Ian Clarke: Orange Dawn
Paul Shoenfield: Achat Sha’alti; Ufaratsta [Valentine]
Carl Vine: Sonata for Flute and Piano
Sofia Gubaidulina: Allegro Rusticana; Klí¤nge des waldes [Sounds of the Forest]
Dan Welcher: All the Words to All the Songs
Joseph Schwantner: Soaring; Black Anemones
Paul Ben-Haim: Three Songs Without Words
Glen B. Cortese: I Dream’d in a Dream
Anne Boyd: Goldfish Through Summer Rain
The combination of Alexa Still on flute and Stephen Gosling on piano creates a veritable “Brangelina” of musical technique. Both performers are constantly praised for their technical prowess and amazing ability to make the most challenging works sound effortless and easy. Reviewers far and wide agree that Alexa Still doesn’t make anything sound tough. She gracefully sprints and hurdles through menacing challenges without seeming to break a sweat. On a similar note, I once heard Stephen Gosling begin a sentence with “When I played Eonta…” and I just kind of blanked out after that. It just wasn’t something I’d ever heard a pianist say before. Added to this technical superiority comes an equally superior sensitive musical side. This disc isn’t just flautistic fireworks.
There is a perception that flute music is light and twee stuff. Yes, there are plenty of twee flute works out there, recorded ad nauseam. My better 15/16ths plays flute and I have several of “those” recordings. This disc is a delicious collection of works that are less known but still connected in spirit to those countless Parisian salon discs that include yet one more recording of Poulenc’s sonata. The title work for the disc, Carl Vine’s Sonata for flute and piano, is a delightful and serious work that I want to hear more often. Luckily, I get to keep this disc.
The two selections by Gubaidulina are more conservative earlier pieces that show the underpinnings of her colorful and crafty later works. Of Schwantner’s two pieces, Black Anemones sounds more restrained than his better-known large ensemble works. Soaring is a treacherous journey despite its rather mellow title. To my ears, it sounds like a beginning and doesn’t really sound complete after its brief 1:35 runtime. Paul Schoenfield is the third composer with two works on the disc and it feels good to hear something other than his ubiquitous (yet enjoyable) Café Music. Achat Sha’alti and Ufaratsta show two sides of his Jewish music inspirations.

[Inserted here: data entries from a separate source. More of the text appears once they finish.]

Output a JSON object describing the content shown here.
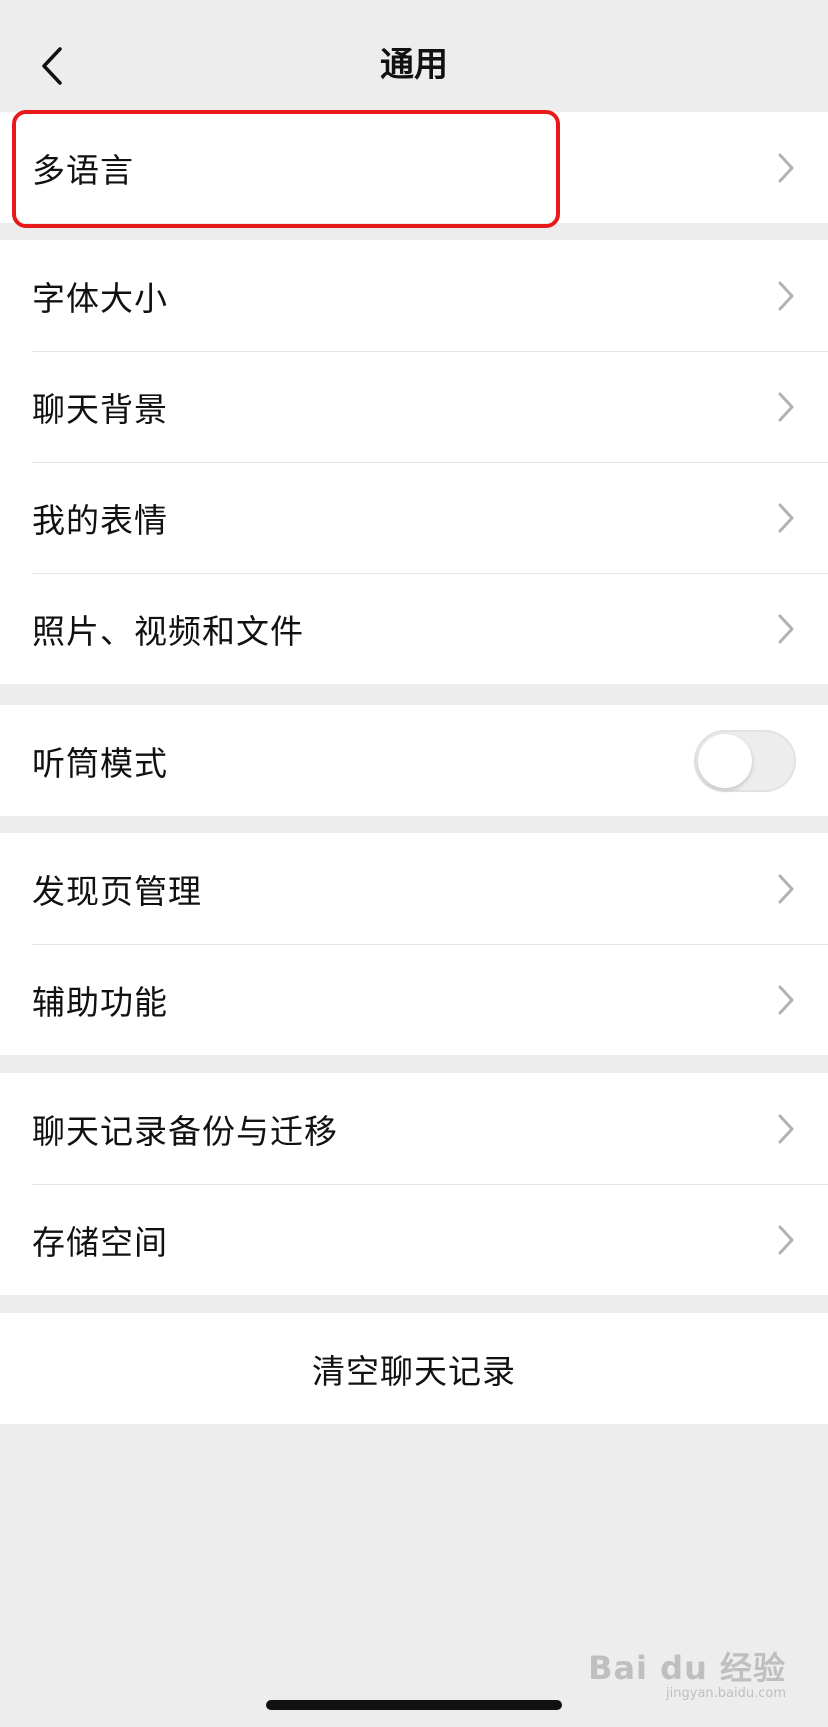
{
  "navbar": {
    "title": "通用",
    "back_icon": "chevron-left-icon"
  },
  "groups": {
    "language": {
      "items": [
        {
          "label": "多语言"
        }
      ]
    },
    "display": {
      "items": [
        {
          "label": "字体大小"
        },
        {
          "label": "聊天背景"
        },
        {
          "label": "我的表情"
        },
        {
          "label": "照片、视频和文件"
        }
      ]
    },
    "earpiece": {
      "label": "听筒模式",
      "enabled": false
    },
    "discover": {
      "items": [
        {
          "label": "发现页管理"
        },
        {
          "label": "辅助功能"
        }
      ]
    },
    "storage": {
      "items": [
        {
          "label": "聊天记录备份与迁移"
        },
        {
          "label": "存储空间"
        }
      ]
    },
    "clear": {
      "label": "清空聊天记录"
    }
  },
  "watermark": {
    "main": "Bai du 经验",
    "sub": "jingyan.baidu.com"
  },
  "colors": {
    "background": "#EDEDED",
    "cell": "#FFFFFF",
    "highlight": "#E8191A",
    "text": "#111111",
    "chevron": "#B2B2B2"
  }
}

Achat Sha’alti is beautiful, sometimes mournful, and rich while Ufaratsta bubbles along with joyous energy. Dan Welcher’s extended quote of “I Can’t Help Falling in Love with You” in All the Words to All the Songs seems downright cheeseballish but it is instead intended as a elegy for an old friend.
There really isn’t anything, composition-wise or performance-wise, on this disc that I didn’t enjoy. The opening track of Orange Dawn by Ian Clarke sucked me in right away and I’ve been spinning the disc a lot ever since. Paul Ben-Haim’s Three Songs Without Words are wonderfully lyrical. I Dream’d in a Dream by Glen B. Cortese balances the dark and dramatic side with the hopeful in an effectively fluid form. The closing track, Anne Boyd’s Goldfish Through a Summer Rain is a picturesque closer played with much sensitivity. Good stuff abounds on this disc. If you like flute music or hate it, I’m betting that you will enjoy this CD.